A mainstay of his early career, Förg began his first monochrome paintings whilst still studying at the Academy Fine Arts, Munich in the 1970s. These have proven to be some of the darkest of his canvases, the infinite tones of grey wash layered translucently with a sponge, leaving highlights that barely stifle the stark black of the primer beneath, as if streaks on a school chalkboard. From 1973 to 1976 Förg was executing one painting a week, every week and, gradually, what had initially been an exercise in reduction and refusal became a process of accretion, opening up the surface of his paintings and establishing the textural diversity that would come to characterise his work.
Günther Förg, Untitled, 1996 (Detail)
By the mid-1990s, the grey paintings had become more gesturally dense, their nimble execution, tonal complexity and compositional layering implicitly referencing the extent of Förg’s materially eclectic practice.
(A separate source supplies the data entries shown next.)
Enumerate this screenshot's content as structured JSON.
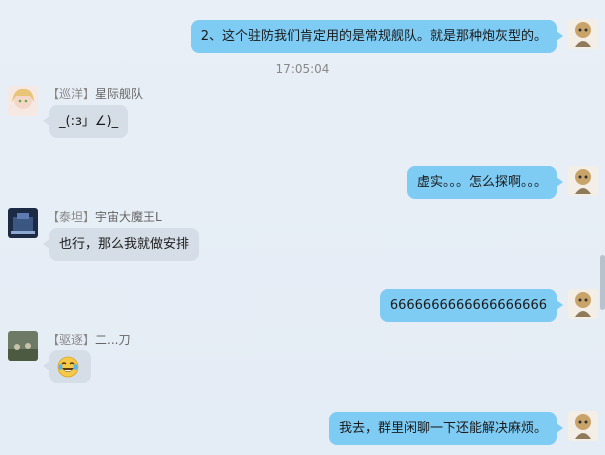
{
  "messages": [
    {
      "type": "out",
      "text": "2、这个驻防我们肯定用的是常规舰队。就是那种炮灰型的。"
    },
    {
      "type": "time",
      "text": "17:05:04"
    },
    {
      "type": "in",
      "tag": "【巡洋】",
      "name": "星际舰队",
      "text": "_(:з」∠)_"
    },
    {
      "type": "out",
      "text": "虚实。。。怎么探啊。。。"
    },
    {
      "type": "in",
      "tag": "【泰坦】",
      "name": "宇宙大魔王L",
      "text": "也行，那么我就做安排"
    },
    {
      "type": "out",
      "text": "6666666666666666666"
    },
    {
      "type": "in",
      "tag": "【驱逐】",
      "name": "二...刀",
      "emoji": "laughing-tears-emoji"
    },
    {
      "type": "out",
      "text": "我去，群里闲聊一下还能解决麻烦。"
    }
  ],
  "colors": {
    "outgoing_bubble": "#7ecbf4",
    "incoming_bubble": "#d5dde6",
    "background": "#e6edf5"
  }
}
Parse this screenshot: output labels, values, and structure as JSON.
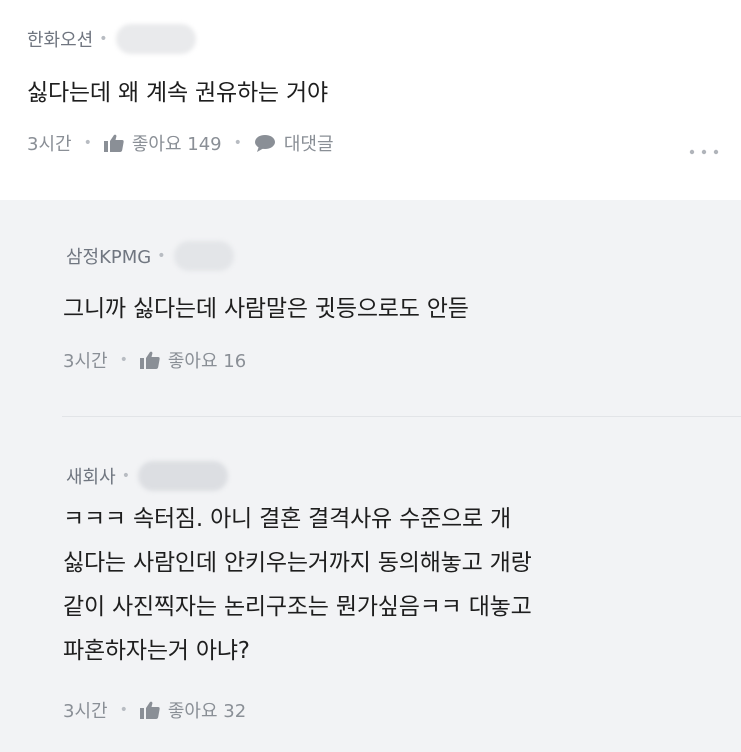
{
  "comment": {
    "author": "한화오션",
    "text": "싫다는데 왜 계속 권유하는 거야",
    "time": "3시간",
    "like_label": "좋아요 149",
    "reply_label": "대댓글"
  },
  "replies": [
    {
      "author": "삼정KPMG",
      "text_lines": [
        "그니까 싫다는데 사람말은 귓등으로도 안듣"
      ],
      "time": "3시간",
      "like_label": "좋아요 16"
    },
    {
      "author": "새회사",
      "text_lines": [
        "ㅋㅋㅋ 속터짐. 아니 결혼 결격사유 수준으로 개",
        "싫다는 사람인데  안키우는거까지 동의해놓고 개랑",
        "같이 사진찍자는 논리구조는 뭔가싶음ㅋㅋ 대놓고",
        "파혼하자는거 아냐?"
      ],
      "time": "3시간",
      "like_label": "좋아요 32"
    }
  ],
  "icons": {
    "like": "thumbs-up-icon",
    "reply": "speech-bubble-icon",
    "more": "more-dots-icon"
  },
  "colors": {
    "reply_background": "#f2f3f5",
    "meta_text": "#8a8f96",
    "body_text": "#1e1e1e"
  }
}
Despite most immediately resembling the deconstructed hatching of the ‘Gitterbilder’ or ‘Grid Paintings’, here too is visible the material physicality of the 1970s ‘Lead Paintings’, the windows and staircases of the mid-1980s architectural photography, the floating horizon lines of the late 1980s ‘Window Watercolours’ and the gauged, undulating surfaces of the 1990s bronzes. With their jagged fields and broken zips, these paintings remain touchstones for Förg’s entire practice, embodying it’s emotional handling of formal disciplines and geometric structures.
Günther Förg (1952-2013) was born in Füssen, Germany in 1952. His work has been shown in important institutions such as Museum Brandhorst, Munich, Germany (2014); Museo Carlo Bilotti, Rome, Italy (2013); Fountain Beyeler, Basel (2009); Langen Foundation in Neuss (2007); Kunstmuseum Basel (2006); Gemeentemuseum The Hague (2006); Tel Aviv Museum of Art (2002); Museo Nacional Centro de Arte Reina Sofía/Palacio de Velazquez, Madrid (1998); Tokyo Museum of Contemporary Art, Tokyo (1991); Newport Harbor Art Museum, Newport Beach (1989) and SFMoMa, San Francisco (1989). Works by Förg are part of major museum collections such as the Stedelijk Museum (Amsterdam); National Gallery of Canada (Ottawa); Museum für Monderne Kunst (Frankfurt); Ludwig Museum (Cologne); Tate Modern (London); Museum of Modern Art (NY); SFMoMa (San Francisco) and Hamburger Bahnhof-Museum für Gegenwart (Berlin).